Although they lacked public voice during Victorian times, women wrote most of the top 100 hymns sung today in British churches, according to a BBC radio feature broadcast this week.

Nearer My God to Thee, chosen as the last tune played by the musicians on the Titanic as it was sinking, is one of many examples of Victorian hymns written by women that have endured to the present day.

Producer Ian Hislop said he felt the women composers were very conscious of their position in society, but hoped that their work would be appreciated by future generations.

According to the program summary, women expressed some of their closest fears and wishes in the popular hymns. It describes the Victorian woman as a "disenfranchised, a-sexual, chattel .. at the zenith of the patriarchal society of Victorian Britain".

"To hear a church of Victorian, chauvinist husbands roaring 'suffer the children', 'Every hours I need thee', 'My Perfect submission, perfect delight', 'Take my love, I pour at thy feet' must have given the female authors a subversive pleasure."

Independent Catholic News
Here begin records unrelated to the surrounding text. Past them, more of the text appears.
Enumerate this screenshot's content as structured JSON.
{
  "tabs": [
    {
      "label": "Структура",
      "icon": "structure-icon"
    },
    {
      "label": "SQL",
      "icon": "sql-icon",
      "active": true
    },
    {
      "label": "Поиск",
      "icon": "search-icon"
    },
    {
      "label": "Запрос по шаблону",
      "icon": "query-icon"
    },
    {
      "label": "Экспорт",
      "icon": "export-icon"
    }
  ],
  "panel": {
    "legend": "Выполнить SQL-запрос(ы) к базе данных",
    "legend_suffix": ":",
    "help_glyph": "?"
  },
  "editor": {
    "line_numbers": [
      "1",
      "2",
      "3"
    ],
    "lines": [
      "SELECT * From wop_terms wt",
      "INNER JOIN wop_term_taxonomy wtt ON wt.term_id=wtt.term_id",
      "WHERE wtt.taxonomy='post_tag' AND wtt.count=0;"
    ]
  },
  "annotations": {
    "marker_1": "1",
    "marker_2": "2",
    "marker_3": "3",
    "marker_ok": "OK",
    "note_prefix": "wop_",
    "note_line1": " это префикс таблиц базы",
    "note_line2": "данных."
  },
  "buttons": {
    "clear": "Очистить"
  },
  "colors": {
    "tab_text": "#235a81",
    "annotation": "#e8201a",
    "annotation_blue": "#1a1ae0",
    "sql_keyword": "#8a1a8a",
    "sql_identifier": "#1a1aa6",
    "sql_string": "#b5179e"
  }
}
The Choir Invisible (BBC Radio 4)
CyberHymnal | Nearer my God to Thee
Songs of Praise (BBC)

22 Aug 2003